reply to post by PS3Geek
Haven't been back here in a while. You touched upon something I wanted to mention:
I have never hunted before or gutted an animal and i know if it came to it i would have trouble doing it mainly trying to keep myself from
It depends -- in my experience -- upon context. I didn't ever puke, even as a child, but then dressing a freshly killed animal was common within
my experience as a kid. It began with cleaning fish, plucking and cleaning chickens, and it was just............ life -- respected, utilized for
our nourishment and appreciated.
To be suddenly thrust into having to clean a large game animal might be somewhat visceral to a person.
Tell you a story. My Dad and I were elk hunting, and one of his work buddies wanted desperately to come along. Dad liked the guy, but cautioned
me to always stay where I could see Norm and to be aware of where he was shooting. Dad and I were on horseback, and Norm was afoot; Even though
horses are noisy, they often mask the scents of humanity. We were in a drainage about 10 miles from home near the Selway-Bitterroot Wilderness Area
Dad shot his elk, and the two of us hanged it from a stout branch and we dressed it out, peppering the cavity and left it. Dad put the selected
innards in a canvas bag in his saddlebag, and he dropped the rest of the entrails about 1/4 of a mile away near a stream. We heard four or five
shots to our east -- close to camp.
We rode back the few miles to camp and didn't find Norm. Dad set to tracking him and cut his trail along a game trail quartering up the hillside.

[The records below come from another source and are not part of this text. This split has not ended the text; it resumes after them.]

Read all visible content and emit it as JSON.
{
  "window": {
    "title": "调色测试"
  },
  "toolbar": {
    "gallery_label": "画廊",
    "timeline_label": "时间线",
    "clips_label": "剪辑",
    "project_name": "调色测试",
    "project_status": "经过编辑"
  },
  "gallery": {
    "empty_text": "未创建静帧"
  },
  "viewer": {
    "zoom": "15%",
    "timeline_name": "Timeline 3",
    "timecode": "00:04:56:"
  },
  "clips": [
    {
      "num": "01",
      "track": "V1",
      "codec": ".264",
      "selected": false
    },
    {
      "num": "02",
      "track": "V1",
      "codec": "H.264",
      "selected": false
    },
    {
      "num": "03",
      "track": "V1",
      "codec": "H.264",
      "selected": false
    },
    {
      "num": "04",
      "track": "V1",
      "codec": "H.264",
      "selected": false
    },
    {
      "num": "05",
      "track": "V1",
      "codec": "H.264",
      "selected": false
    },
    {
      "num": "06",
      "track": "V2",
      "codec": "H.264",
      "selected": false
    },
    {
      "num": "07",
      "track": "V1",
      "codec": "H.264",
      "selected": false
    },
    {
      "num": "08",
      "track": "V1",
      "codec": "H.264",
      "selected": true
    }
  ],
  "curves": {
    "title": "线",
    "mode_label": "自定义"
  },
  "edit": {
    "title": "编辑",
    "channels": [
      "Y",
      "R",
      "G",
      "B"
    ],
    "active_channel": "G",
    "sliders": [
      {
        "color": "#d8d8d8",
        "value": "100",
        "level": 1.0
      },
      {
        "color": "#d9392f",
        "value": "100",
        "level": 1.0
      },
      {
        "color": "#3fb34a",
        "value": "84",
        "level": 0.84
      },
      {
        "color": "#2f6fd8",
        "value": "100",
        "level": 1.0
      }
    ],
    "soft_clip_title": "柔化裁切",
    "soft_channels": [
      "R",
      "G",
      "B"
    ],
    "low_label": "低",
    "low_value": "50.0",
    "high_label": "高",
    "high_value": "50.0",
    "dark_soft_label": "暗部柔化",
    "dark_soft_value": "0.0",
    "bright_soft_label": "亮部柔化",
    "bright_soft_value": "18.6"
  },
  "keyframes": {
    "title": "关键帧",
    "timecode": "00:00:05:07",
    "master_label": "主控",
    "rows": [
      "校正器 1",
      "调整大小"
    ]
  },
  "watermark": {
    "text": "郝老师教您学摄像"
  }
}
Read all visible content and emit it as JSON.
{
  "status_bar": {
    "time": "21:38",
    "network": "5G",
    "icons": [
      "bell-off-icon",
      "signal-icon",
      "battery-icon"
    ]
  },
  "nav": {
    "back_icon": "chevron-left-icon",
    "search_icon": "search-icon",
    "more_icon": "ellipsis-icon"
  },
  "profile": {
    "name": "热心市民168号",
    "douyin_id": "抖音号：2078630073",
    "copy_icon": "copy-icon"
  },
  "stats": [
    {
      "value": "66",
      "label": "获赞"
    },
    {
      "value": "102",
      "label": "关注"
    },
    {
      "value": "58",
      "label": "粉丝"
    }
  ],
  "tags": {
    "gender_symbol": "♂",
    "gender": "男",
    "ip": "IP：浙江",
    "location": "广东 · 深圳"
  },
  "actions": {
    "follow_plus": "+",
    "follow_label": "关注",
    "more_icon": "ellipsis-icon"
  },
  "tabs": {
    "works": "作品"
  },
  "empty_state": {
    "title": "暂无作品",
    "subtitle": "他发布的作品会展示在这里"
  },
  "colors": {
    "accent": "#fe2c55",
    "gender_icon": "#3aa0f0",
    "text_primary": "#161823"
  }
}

We cresting a short hill, and there was a spash of red in the white background of snow. We walked the horses closer, and the two appaloosas
started flashing their eyes white and jerking their heads. They smelled blood, and didn't like it. We went down into a draw and saw where
something had left a plate-sized gout of blood, and followed the trail. Over the next rise and into the valley, we found Norm. At first I didn't
know what I was seeing -- it was like some nightmarish creature. Norm had cut the spike elk low in the belly, and rather than opening the chest
cavity, he had crawled up inside the elk, pushing entrails behind him. What I saw was an elk with blood-stained human legs and lower torso sticking
Norm had puked. Oh yeah. He'd puked several times near the carcass of the elk, but we had to give him respect for effort. Norm had seen elk come
down from the high country, and they were dressed, but didn't have the chest cavity opened -- they had been hung, as we'd done, making the removal
of the lungs, wind pipe and entrails more a matter of gravity and reaching up into the cavity to cut things loose. Nope. None of that for Norm.
He was covered in gore, and nothing white except his full-toothed grin. Dad had told him: "you get an elk, you fire two shots rapidly, and we'll
come help you dress it."
Norm went with us the next year, and the next. To his credit, he never felt embarassed about his initial effort. No reason he should have either;
he did it his way and he learned. My mare was strong, and could pack a quarter and me both easily. My Dad's gielding -- Spooks -- aptly named
because he spooked at everything... would not tolerate any blood-smelling critter parts on him. My mare -- Suzy -- packed both elk out to our
horse trailer -- making it in six trips.
Maybe this is off-topic...... I kinda think it serves to illustrate what we can do when we feel the need to excell. I think if you really had to,
you could field dress an animal.......... and probably wouldn't puke, unless you were with someone who persuaded you to eat part of the raw liver in
homage to the animal.
It's not so bad. ;o)